Unlike some shows where the bad guys all have the same M.O., this one strives to venture into new, different lands. While having an episode plot based around “Who’s really the bad guy,” isn’t shining and new in the idea department, turning Baal into a skinwalker leaves a lot of fun to be had in a cliché plot device. It also allows the SFX department to give Baal’s goons a style not easy to forget. I mean, I’d wet myself if a skinless woman fell through my ceiling and ripped a prostitutes’ arm off, let alone forget it happened anytime soon. One failing in Baal’s powers is this seductive bullcrud he pulls on Ruby. She’s a badass, killing evil right and left; then Baal swivels his hips and she literally can’t form sentences? It’s a huge disservice to the female characters on the show to go from an episode where they clean house without any men to back them up, to Ruby practically begging for a little action from the guy who killed two women inside the sheriff’s station without blinking. Using sex to negate Ruby’s strength is a low blow. Ash gets laid all the time and he still gets the evil-slaying job done. Baal has so many other evil things he can do, let’s lay off the whole, “His groin is mesmerizing,” thing. Okay?
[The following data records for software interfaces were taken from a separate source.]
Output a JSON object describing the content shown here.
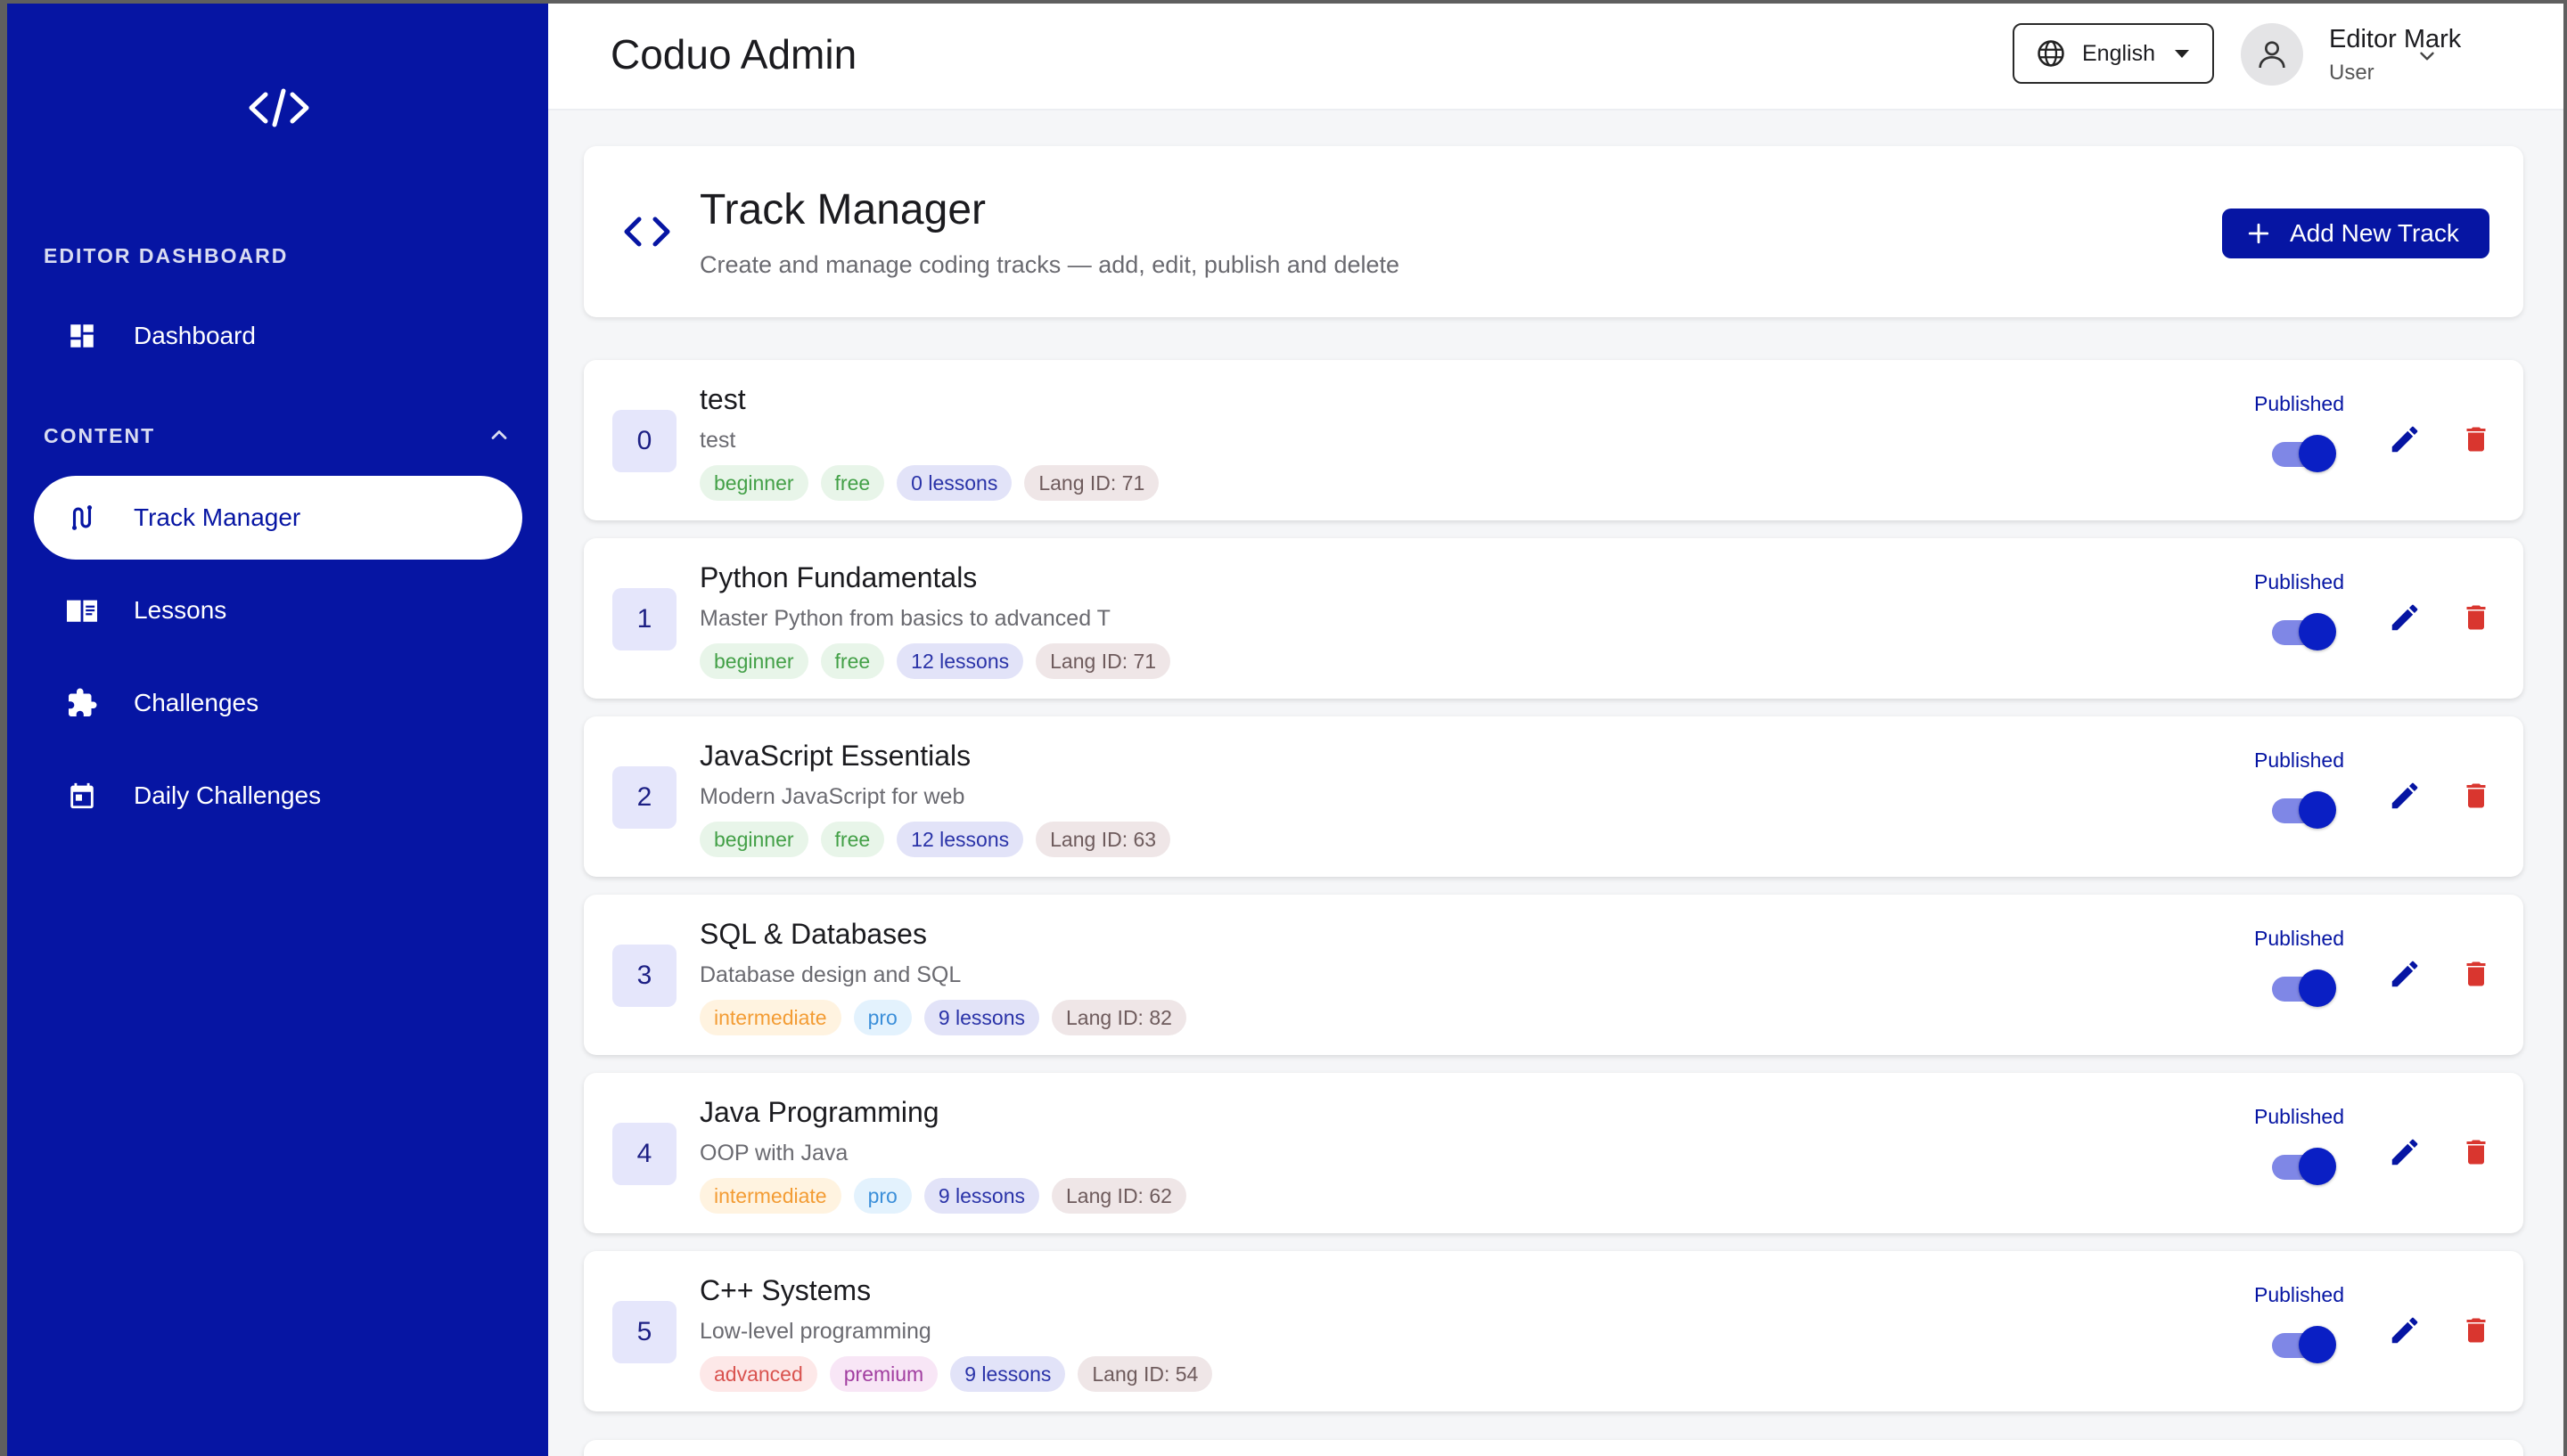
{
  "sidebar": {
    "logo_icon": "code-brackets-icon",
    "sections": [
      {
        "title": "EDITOR DASHBOARD"
      },
      {
        "title": "CONTENT"
      }
    ],
    "items": [
      {
        "label": "Dashboard",
        "icon": "dashboard-icon"
      },
      {
        "label": "Track Manager",
        "icon": "route-icon",
        "active": true
      },
      {
        "label": "Lessons",
        "icon": "book-icon"
      },
      {
        "label": "Challenges",
        "icon": "puzzle-icon"
      },
      {
        "label": "Daily Challenges",
        "icon": "calendar-icon"
      }
    ]
  },
  "topbar": {
    "app_title": "Coduo Admin",
    "language": "English",
    "user": {
      "name": "Editor Mark",
      "role": "User"
    }
  },
  "header": {
    "title": "Track Manager",
    "subtitle": "Create and manage coding tracks — add, edit, publish and delete",
    "add_button_label": "Add New Track"
  },
  "colors": {
    "primary": "#0615a3",
    "published_toggle": "#0a1fc4",
    "delete": "#d9362f"
  },
  "tracks": [
    {
      "index": "0",
      "title": "test",
      "description": "test",
      "level": "beginner",
      "tier": "free",
      "lessons": "0 lessons",
      "lang_id": "Lang ID: 71",
      "status": "Published",
      "published": true
    },
    {
      "index": "1",
      "title": "Python Fundamentals",
      "description": "Master Python from basics to advanced T",
      "level": "beginner",
      "tier": "free",
      "lessons": "12 lessons",
      "lang_id": "Lang ID: 71",
      "status": "Published",
      "published": true
    },
    {
      "index": "2",
      "title": "JavaScript Essentials",
      "description": "Modern JavaScript for web",
      "level": "beginner",
      "tier": "free",
      "lessons": "12 lessons",
      "lang_id": "Lang ID: 63",
      "status": "Published",
      "published": true
    },
    {
      "index": "3",
      "title": "SQL & Databases",
      "description": "Database design and SQL",
      "level": "intermediate",
      "tier": "pro",
      "lessons": "9 lessons",
      "lang_id": "Lang ID: 82",
      "status": "Published",
      "published": true
    },
    {
      "index": "4",
      "title": "Java Programming",
      "description": "OOP with Java",
      "level": "intermediate",
      "tier": "pro",
      "lessons": "9 lessons",
      "lang_id": "Lang ID: 62",
      "status": "Published",
      "published": true
    },
    {
      "index": "5",
      "title": "C++ Systems",
      "description": "Low-level programming",
      "level": "advanced",
      "tier": "premium",
      "lessons": "9 lessons",
      "lang_id": "Lang ID: 54",
      "status": "Published",
      "published": true
    }
  ]
}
With everyone locked in the sheriff’s station wondering who’s got Baal crawling around in their skinsuit, tensions run higher than Chet’s blood-alcohol level. Sheriff Emery and Ash are at each other’s throats the entire time Linda is at the station. It comes down to Kelly to calm everyone down. By that I mean she grabs the sheriff’s gun and holds everyone hostage—when they’re technically already in a hostage situation. The Inception-like hostage situation happens again elsewhere in the station when Ruby goes to retrieve her dagger. Baal uses a deputy to work his D-Mojo on her, rendering her pretty much useless until the episode’s end when she just happens to help Ash save Linda.
Like having a skin-stealing demon on the loose wasn’t bad enough, Pablo’s got a mean case of what-the-hell-is-that spreading across his stomach. Personal theory, dude’s turning into something akin to the Necronomicon. Why else would he have Sumerian written across his torso? No one signs up for oozing boils and a dead language willingly. Ruby is thrilled about Pablo’s condition. Pablo would rather French kiss a shotgun. But, hey, he should be proud. He’s the key to saving the world . . . after dooming it by tossing the Necronomicon in Hell and freeing Baal.
Looks like more skin-jumping good times aren’t all that’s ahead for the show. Ashy Slashy may just finally win the girl this time around. Sheriff Emery isn’t the man his wife thought after shrieking throughout the fight with his skinless deputy. Linda breaks up with him then and there, totally falling for Ash’s blood-drenched swagger. All of them are out of their minds considering their having a lovers spat over a bisected, skinless corpse.
That’s the joy of this show. It doesn’t really care so long as Ash looks a fool, there’s about twenty gallons of blood used, and someone at home says, “What the heck is going on now?”